==== Input data ====

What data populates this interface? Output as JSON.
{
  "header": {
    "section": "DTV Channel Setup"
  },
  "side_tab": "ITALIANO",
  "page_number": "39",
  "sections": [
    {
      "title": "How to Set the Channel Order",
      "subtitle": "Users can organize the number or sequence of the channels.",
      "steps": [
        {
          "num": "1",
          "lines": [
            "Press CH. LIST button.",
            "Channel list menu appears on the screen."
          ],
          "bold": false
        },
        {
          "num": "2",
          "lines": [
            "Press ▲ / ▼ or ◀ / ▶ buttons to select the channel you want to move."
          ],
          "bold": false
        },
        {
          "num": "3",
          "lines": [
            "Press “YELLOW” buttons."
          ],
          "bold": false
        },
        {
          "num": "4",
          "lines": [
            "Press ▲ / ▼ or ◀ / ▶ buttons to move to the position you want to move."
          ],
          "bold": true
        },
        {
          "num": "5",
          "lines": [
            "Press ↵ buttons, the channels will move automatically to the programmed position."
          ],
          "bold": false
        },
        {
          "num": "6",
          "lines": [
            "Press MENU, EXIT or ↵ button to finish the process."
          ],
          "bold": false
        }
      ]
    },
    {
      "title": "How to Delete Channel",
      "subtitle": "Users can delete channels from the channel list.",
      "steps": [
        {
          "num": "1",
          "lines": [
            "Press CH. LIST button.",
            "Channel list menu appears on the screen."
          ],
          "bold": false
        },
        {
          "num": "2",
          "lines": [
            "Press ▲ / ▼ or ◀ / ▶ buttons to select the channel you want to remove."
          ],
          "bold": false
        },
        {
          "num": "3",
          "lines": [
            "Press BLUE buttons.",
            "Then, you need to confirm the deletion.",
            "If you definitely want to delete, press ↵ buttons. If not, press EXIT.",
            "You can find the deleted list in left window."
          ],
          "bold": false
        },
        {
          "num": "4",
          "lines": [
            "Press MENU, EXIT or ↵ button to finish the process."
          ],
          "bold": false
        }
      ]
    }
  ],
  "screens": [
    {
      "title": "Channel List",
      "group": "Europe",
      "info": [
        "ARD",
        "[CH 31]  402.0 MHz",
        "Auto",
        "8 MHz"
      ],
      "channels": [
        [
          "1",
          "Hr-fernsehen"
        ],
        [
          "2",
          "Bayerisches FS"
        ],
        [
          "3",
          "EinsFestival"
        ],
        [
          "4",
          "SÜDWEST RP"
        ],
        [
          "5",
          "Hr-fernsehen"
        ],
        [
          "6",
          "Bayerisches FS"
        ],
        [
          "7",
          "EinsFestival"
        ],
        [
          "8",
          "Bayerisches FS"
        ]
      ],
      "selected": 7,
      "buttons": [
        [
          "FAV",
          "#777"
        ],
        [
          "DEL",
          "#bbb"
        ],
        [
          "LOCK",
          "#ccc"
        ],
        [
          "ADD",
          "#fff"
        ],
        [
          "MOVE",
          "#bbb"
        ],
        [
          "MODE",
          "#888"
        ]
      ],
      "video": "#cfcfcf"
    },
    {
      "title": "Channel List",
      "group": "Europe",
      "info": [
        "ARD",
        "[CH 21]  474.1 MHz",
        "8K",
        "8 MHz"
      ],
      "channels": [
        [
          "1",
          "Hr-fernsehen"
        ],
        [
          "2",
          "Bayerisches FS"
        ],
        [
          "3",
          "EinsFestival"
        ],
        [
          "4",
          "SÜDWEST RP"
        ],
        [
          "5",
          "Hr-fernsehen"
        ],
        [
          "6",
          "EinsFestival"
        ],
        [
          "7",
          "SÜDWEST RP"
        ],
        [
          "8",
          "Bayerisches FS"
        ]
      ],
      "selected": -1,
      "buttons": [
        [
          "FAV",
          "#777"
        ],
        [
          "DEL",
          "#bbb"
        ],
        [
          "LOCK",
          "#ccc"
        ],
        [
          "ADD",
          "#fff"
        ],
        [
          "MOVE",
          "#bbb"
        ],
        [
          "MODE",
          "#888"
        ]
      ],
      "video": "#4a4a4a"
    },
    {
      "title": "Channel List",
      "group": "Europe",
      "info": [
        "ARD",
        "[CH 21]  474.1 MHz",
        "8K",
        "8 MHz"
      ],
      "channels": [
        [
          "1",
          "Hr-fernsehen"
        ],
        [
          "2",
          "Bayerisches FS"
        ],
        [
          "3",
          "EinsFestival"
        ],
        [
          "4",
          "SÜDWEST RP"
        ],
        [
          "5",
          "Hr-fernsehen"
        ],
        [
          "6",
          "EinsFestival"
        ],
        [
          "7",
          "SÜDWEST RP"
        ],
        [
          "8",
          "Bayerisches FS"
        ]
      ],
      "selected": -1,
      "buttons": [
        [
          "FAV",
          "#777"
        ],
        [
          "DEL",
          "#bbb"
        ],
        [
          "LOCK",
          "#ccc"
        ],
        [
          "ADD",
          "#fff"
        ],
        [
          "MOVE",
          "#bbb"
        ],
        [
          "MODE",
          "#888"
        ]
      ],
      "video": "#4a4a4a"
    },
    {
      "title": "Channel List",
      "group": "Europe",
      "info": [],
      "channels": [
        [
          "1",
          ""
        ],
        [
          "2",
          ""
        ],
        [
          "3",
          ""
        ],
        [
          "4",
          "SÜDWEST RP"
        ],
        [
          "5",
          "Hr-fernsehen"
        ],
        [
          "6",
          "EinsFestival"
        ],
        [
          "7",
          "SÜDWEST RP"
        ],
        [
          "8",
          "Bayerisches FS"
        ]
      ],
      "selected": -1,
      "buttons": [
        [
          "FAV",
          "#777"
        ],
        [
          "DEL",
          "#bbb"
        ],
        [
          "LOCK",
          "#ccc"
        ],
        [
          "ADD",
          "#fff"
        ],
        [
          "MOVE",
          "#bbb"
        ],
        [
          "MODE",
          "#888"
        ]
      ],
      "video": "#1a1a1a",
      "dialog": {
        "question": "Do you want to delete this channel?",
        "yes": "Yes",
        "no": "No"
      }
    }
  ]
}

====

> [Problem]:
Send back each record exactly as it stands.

> [Your response]:
What data populates this interface? Output as JSON.
{
  "header": {
    "section": "DTV Channel Setup"
  },
  "side_tab": "ITALIANO",
  "page_number": "39",
  "sections": [
    {
      "title": "How to Set the Channel Order",
      "subtitle": "Users can organize the number or sequence of the channels.",
      "steps": [
        {
          "num": "1",
          "lines": [
            "Press CH. LIST button.",
            "Channel list menu appears on the screen."
          ],
          "bold": false
        },
        {
          "num": "2",
          "lines": [
            "Press ▲ / ▼ or ◀ / ▶ buttons to select the channel you want to move."
          ],
          "bold": false
        },
        {
          "num": "3",
          "lines": [
            "Press “YELLOW” buttons."
          ],
          "bold": false
        },
        {
          "num": "4",
          "lines": [
            "Press ▲ / ▼ or ◀ / ▶ buttons to move to the position you want to move."
          ],
          "bold": true
        },
        {
          "num": "5",
          "lines": [
            "Press ↵ buttons, the channels will move automatically to the programmed position."
          ],
          "bold": false
        },
        {
          "num": "6",
          "lines": [
            "Press MENU, EXIT or ↵ button to finish the process."
          ],
          "bold": false
        }
      ]
    },
    {
      "title": "How to Delete Channel",
      "subtitle": "Users can delete channels from the channel list.",
      "steps": [
        {
          "num": "1",
          "lines": [
            "Press CH. LIST button.",
            "Channel list menu appears on the screen."
          ],
          "bold": false
        },
        {
          "num": "2",
          "lines": [
            "Press ▲ / ▼ or ◀ / ▶ buttons to select the channel you want to remove."
          ],
          "bold": false
        },
        {
          "num": "3",
          "lines": [
            "Press BLUE buttons.",
            "Then, you need to confirm the deletion.",
            "If you definitely want to delete, press ↵ buttons. If not, press EXIT.",
            "You can find the deleted list in left window."
          ],
          "bold": false
        },
        {
          "num": "4",
          "lines": [
            "Press MENU, EXIT or ↵ button to finish the process."
          ],
          "bold": false
        }
      ]
    }
  ],
  "screens": [
    {
      "title": "Channel List",
      "group": "Europe",
      "info": [
        "ARD",
        "[CH 31]  402.0 MHz",
        "Auto",
        "8 MHz"
      ],
      "channels": [
        [
          "1",
          "Hr-fernsehen"
        ],
        [
          "2",
          "Bayerisches FS"
        ],
        [
          "3",
          "EinsFestival"
        ],
        [
          "4",
          "SÜDWEST RP"
        ],
        [
          "5",
          "Hr-fernsehen"
        ],
        [
          "6",
          "Bayerisches FS"
        ],
        [
          "7",
          "EinsFestival"
        ],
        [
          "8",
          "Bayerisches FS"
        ]
      ],
      "selected": 7,
      "buttons": [
        [
          "FAV",
          "#777"
        ],
        [
          "DEL",
          "#bbb"
        ],
        [
          "LOCK",
          "#ccc"
        ],
        [
          "ADD",
          "#fff"
        ],
        [
          "MOVE",
          "#bbb"
        ],
        [
          "MODE",
          "#888"
        ]
      ],
      "video": "#cfcfcf"
    },
    {
      "title": "Channel List",
      "group": "Europe",
      "info": [
        "ARD",
        "[CH 21]  474.1 MHz",
        "8K",
        "8 MHz"
      ],
      "channels": [
        [
          "1",
          "Hr-fernsehen"
        ],
        [
          "2",
          "Bayerisches FS"
        ],
        [
          "3",
          "EinsFestival"
        ],
        [
          "4",
          "SÜDWEST RP"
        ],
        [
          "5",
          "Hr-fernsehen"
        ],
        [
          "6",
          "EinsFestival"
        ],
        [
          "7",
          "SÜDWEST RP"
        ],
        [
          "8",
          "Bayerisches FS"
        ]
      ],
      "selected": -1,
      "buttons": [
        [
          "FAV",
          "#777"
        ],
        [
          "DEL",
          "#bbb"
        ],
        [
          "LOCK",
          "#ccc"
        ],
        [
          "ADD",
          "#fff"
        ],
        [
          "MOVE",
          "#bbb"
        ],
        [
          "MODE",
          "#888"
        ]
      ],
      "video": "#4a4a4a"
    },
    {
      "title": "Channel List",
      "group": "Europe",
      "info": [
        "ARD",
        "[CH 21]  474.1 MHz",
        "8K",
        "8 MHz"
      ],
      "channels": [
        [
          "1",
          "Hr-fernsehen"
        ],
        [
          "2",
          "Bayerisches FS"
        ],
        [
          "3",
          "EinsFestival"
        ],
        [
          "4",
          "SÜDWEST RP"
        ],
        [
          "5",
          "Hr-fernsehen"
        ],
        [
          "6",
          "EinsFestival"
        ],
        [
          "7",
          "SÜDWEST RP"
        ],
        [
          "8",
          "Bayerisches FS"
        ]
      ],
      "selected": -1,
      "buttons": [
        [
          "FAV",
          "#777"
        ],
        [
          "DEL",
          "#bbb"
        ],
        [
          "LOCK",
          "#ccc"
        ],
        [
          "ADD",
          "#fff"
        ],
        [
          "MOVE",
          "#bbb"
        ],
        [
          "MODE",
          "#888"
        ]
      ],
      "video": "#4a4a4a"
    },
    {
      "title": "Channel List",
      "group": "Europe",
      "info": [],
      "channels": [
        [
          "1",
          ""
        ],
        [
          "2",
          ""
        ],
        [
          "3",
          ""
        ],
        [
          "4",
          "SÜDWEST RP"
        ],
        [
          "5",
          "Hr-fernsehen"
        ],
        [
          "6",
          "EinsFestival"
        ],
        [
          "7",
          "SÜDWEST RP"
        ],
        [
          "8",
          "Bayerisches FS"
        ]
      ],
      "selected": -1,
      "buttons": [
        [
          "FAV",
          "#777"
        ],
        [
          "DEL",
          "#bbb"
        ],
        [
          "LOCK",
          "#ccc"
        ],
        [
          "ADD",
          "#fff"
        ],
        [
          "MOVE",
          "#bbb"
        ],
        [
          "MODE",
          "#888"
        ]
      ],
      "video": "#1a1a1a",
      "dialog": {
        "question": "Do you want to delete this channel?",
        "yes": "Yes",
        "no": "No"
      }
    }
  ]
}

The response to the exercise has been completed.